- _EXERCISE_:
Search the listing below for lines that hold the word "我的奖品到现在都没收到", and report only how many there are.

- _RECORD EXCERPTS_:
·····

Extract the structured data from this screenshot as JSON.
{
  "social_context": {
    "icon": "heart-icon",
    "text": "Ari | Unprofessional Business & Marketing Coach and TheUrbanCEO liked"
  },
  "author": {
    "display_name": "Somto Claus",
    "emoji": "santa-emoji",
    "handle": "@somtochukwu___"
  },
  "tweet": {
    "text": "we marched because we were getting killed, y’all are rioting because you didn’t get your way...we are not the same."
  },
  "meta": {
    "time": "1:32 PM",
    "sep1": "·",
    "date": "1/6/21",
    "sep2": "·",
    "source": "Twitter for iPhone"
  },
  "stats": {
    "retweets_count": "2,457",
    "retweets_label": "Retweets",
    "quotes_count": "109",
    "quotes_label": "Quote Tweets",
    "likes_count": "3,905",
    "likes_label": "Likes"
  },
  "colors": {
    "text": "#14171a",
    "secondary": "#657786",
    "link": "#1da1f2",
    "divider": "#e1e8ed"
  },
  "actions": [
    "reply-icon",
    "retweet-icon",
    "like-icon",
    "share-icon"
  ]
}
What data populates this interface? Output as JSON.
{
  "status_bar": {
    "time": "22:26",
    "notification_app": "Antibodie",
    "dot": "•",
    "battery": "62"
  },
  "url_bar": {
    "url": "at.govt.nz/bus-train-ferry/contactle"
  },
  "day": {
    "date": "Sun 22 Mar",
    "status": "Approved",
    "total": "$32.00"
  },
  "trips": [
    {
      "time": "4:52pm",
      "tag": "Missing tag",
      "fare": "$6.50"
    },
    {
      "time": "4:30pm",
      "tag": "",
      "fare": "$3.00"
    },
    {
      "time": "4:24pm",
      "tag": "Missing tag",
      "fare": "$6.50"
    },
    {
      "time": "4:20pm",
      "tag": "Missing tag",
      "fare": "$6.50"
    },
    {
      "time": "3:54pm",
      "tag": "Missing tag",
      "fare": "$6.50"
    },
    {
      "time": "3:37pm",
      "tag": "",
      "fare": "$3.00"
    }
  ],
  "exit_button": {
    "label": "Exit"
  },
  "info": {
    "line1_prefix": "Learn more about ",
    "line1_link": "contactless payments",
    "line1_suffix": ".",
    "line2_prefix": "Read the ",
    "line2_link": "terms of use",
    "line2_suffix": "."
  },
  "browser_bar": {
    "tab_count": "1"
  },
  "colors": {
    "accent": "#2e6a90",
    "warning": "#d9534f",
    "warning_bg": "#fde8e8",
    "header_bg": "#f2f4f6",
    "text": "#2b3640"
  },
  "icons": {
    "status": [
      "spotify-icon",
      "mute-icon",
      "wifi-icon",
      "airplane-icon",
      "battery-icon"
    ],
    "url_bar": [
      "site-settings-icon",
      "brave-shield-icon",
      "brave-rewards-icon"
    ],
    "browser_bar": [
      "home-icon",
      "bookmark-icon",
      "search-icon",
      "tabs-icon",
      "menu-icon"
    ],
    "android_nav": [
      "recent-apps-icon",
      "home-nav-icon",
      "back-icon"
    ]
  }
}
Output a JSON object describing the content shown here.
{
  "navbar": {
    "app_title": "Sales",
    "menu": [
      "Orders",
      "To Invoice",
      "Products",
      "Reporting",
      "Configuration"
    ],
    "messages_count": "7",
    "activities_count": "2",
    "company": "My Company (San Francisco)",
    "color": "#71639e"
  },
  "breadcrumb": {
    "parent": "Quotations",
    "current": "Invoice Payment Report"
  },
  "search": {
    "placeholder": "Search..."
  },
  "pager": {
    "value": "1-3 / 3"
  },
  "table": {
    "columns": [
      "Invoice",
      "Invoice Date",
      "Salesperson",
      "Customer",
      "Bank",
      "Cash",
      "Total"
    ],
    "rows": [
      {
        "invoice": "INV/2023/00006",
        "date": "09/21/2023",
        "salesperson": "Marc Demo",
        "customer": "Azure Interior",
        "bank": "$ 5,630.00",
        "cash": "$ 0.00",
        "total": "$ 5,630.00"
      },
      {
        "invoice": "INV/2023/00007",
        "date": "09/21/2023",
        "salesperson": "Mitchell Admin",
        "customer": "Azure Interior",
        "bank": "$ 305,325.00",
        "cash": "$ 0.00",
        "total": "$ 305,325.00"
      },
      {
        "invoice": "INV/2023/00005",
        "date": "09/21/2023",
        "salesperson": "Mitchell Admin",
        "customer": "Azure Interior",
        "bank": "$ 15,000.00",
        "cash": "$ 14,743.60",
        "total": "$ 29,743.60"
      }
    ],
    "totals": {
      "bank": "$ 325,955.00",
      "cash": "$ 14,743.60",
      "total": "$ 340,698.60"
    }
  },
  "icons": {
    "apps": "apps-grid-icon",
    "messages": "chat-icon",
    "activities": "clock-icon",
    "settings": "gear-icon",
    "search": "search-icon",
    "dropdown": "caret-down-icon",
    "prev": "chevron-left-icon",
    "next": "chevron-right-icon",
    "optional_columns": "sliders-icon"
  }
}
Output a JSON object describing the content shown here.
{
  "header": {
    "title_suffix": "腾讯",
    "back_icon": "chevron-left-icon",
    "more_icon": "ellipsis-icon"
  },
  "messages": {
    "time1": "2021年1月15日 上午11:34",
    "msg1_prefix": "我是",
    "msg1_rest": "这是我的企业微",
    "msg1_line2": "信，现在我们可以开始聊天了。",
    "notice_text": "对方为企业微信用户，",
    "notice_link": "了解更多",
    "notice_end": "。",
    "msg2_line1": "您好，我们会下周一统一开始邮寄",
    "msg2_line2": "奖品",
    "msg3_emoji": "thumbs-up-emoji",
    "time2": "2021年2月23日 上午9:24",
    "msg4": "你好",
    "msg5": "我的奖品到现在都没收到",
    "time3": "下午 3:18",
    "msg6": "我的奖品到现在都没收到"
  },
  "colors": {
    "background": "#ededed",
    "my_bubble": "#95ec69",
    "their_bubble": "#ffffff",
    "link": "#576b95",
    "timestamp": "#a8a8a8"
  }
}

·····

- _WORKED SOLUTION_:
2